The legs can also tilt out to allow shots very close to the ground, and the extended warranty compared to cheaper tripods has proven useful. Around $150, or more with a bundled head.
While basic tripods (like the travel tripod above) often include a head, many more expensive tripods do not, and you’ll have to buy one. A ball head is a simple design which allows for relatively easy levelling, though you should move the head rather than the camera to avoid loosening the two.
Make sure the head is rated for the weight you want to put on it, and remember to count the weight of the head when figuring out the tripod capacity you need. My Vanguard came bundled with the SBH-100 and two baseplates, which have been very useful.
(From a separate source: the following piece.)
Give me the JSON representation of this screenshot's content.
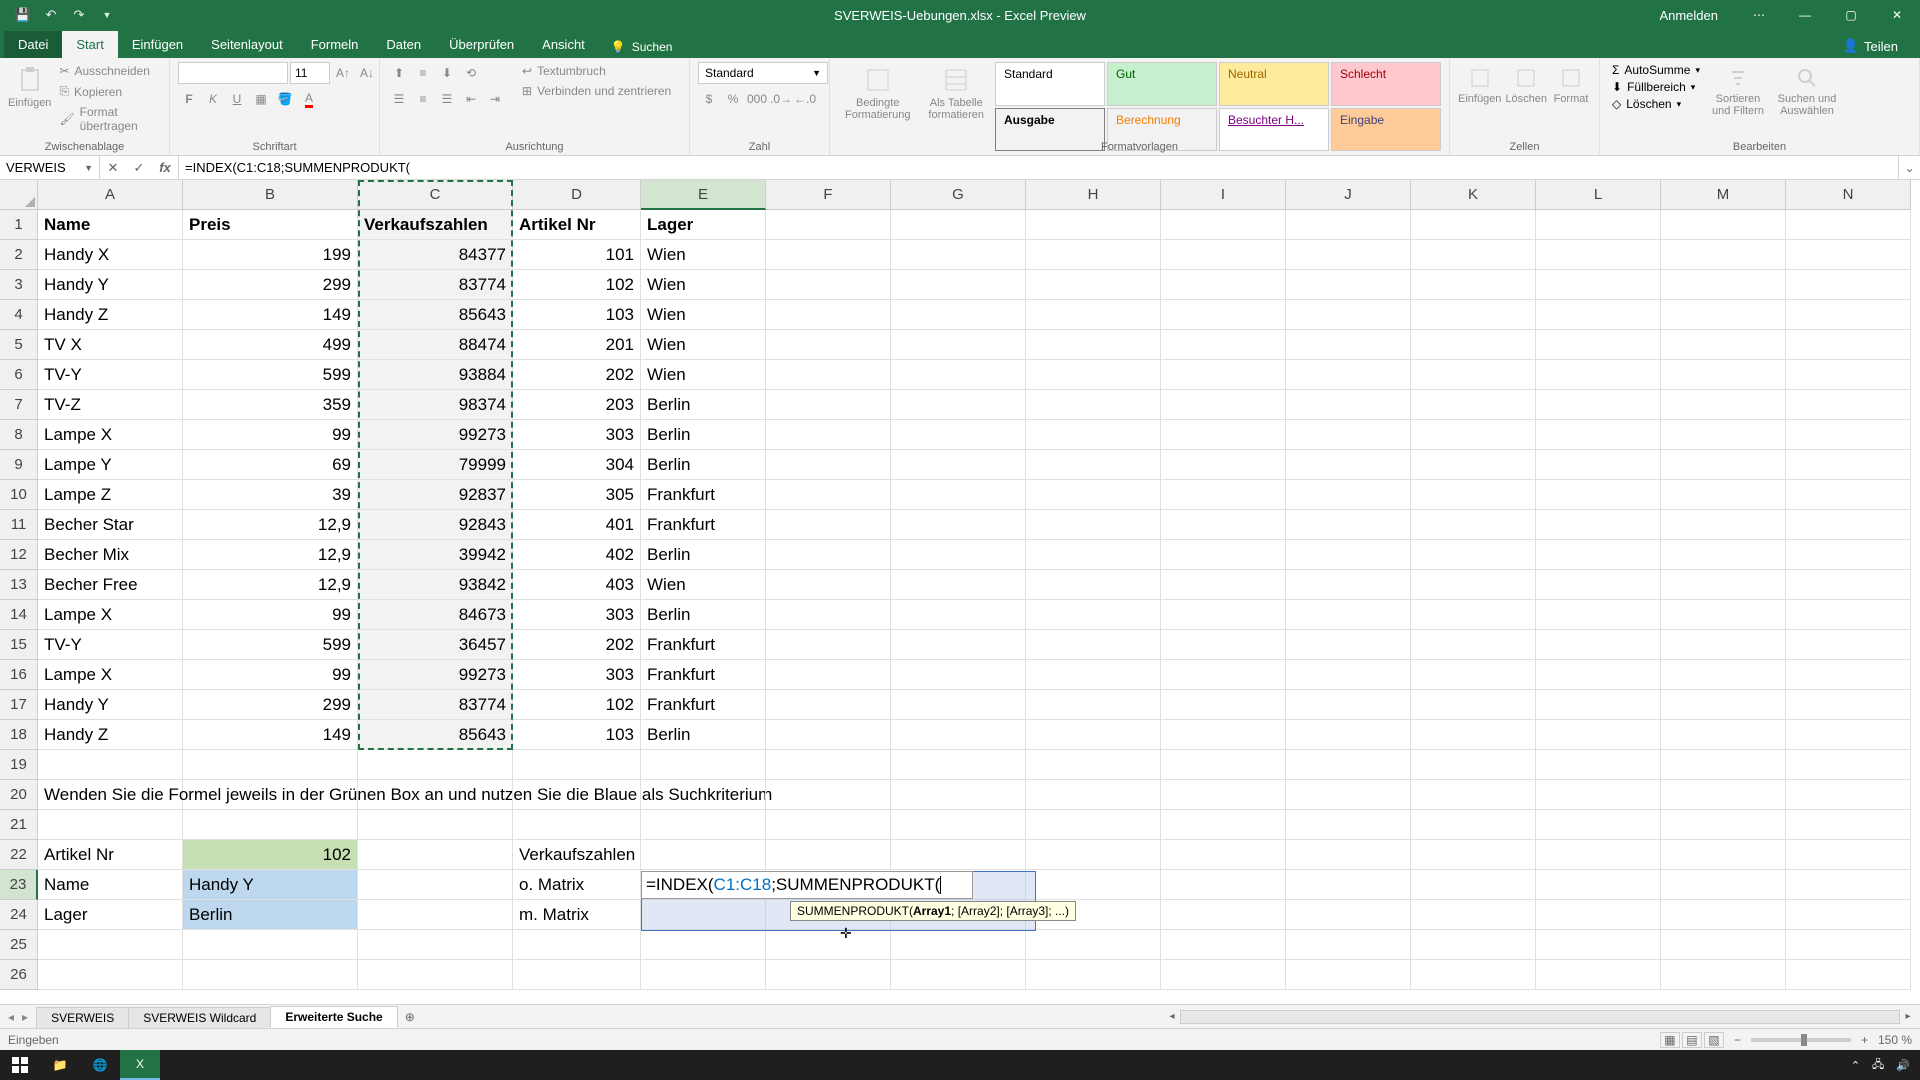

For smooth pans and tilts in a shot, look for a fluid head. Manfrotto make several, and I’ve been happy with my 502AH. While non-fluid heads tend to jerk and jitter, fluid heads allow smooth starts and stops. If you need to track a moving subject, this is going to be one of your most important tools, and indeed some people will spend around $2000 on the very best fluid heads. Try before you buy if you can, but the Manfrotto 502AH is about $200.
The Manfrotto 502AH, mounted on my Vanguard.
It’s also available with a easy-to-level half-ball beneath it if you buy a matching tripod, like the 502AM.
For more extended movement, you could invest in a slider, allowing you to move smoothly from side to side. Smaller sliders with lighter cameras can be mounted on a single tripod, allowing extreme flexibility with camera positioning.
The Konova K2 slider, on my Benro travel tripod, with a ball head on top
I use a Konova K2 on my Benro flat travel tripod for a light, easy-to-move setup that lets me capture smooth movement, and the slider starts at around $220 (without a head). You can absolutely spend lots more than this, on longer, tougher, motorized sliders, jibs and related goodies.
Way down at the low end of the scale, it’s easy to find a selection of cheap iPhone (and other smartphone) supports which are a whole lot better than nothing. If you can find $5 and a couple of weeks of waiting time, pick up an iPhone holder with a standard tripod screw in the bottom.
Cheap gear from eBay, ahoy! [ebay]
You can also find suction-cups, clip-on mounts, and all manner of lightweight gear for next to nothing. Stock up on this cheap gear between jobs so you have it if you need it.
We’ve stayed pretty cheap, but some people will spend over $2000 on a really nice jib, tripod or fluid head. Should you too? Well, maybe. If you want to save weight by using carbon fiber instead of metal, it’s going to cost you. All kinds of features (half-ball levellers, leg spreaders, can make it quicker to get a shot stable, to control its position, and to make sure it stays there. To some degree, you get what you pay for.
However, the most important reason to spend more money on a tripod or head is to support a heavier camera. If you’re moving up to a heavy, shoulder-sized camera or a massive lens, you’re going to really need to step up the tripod to support it. For an iPhone, it’s overkill.
This is only a taster of the kinds of camera supports available, and it’s definitely on the cheaper end of the scale. Decent tripods will outlast your camera, so they’re worth spending money on, but I don’t regret any of these purchases. Whatever you get, you’ll need to practice on, and using a fluid head or a slider is something that can take some getting used to. They’re all worth it, though. Dive in, try out as much as you can, and get shooting!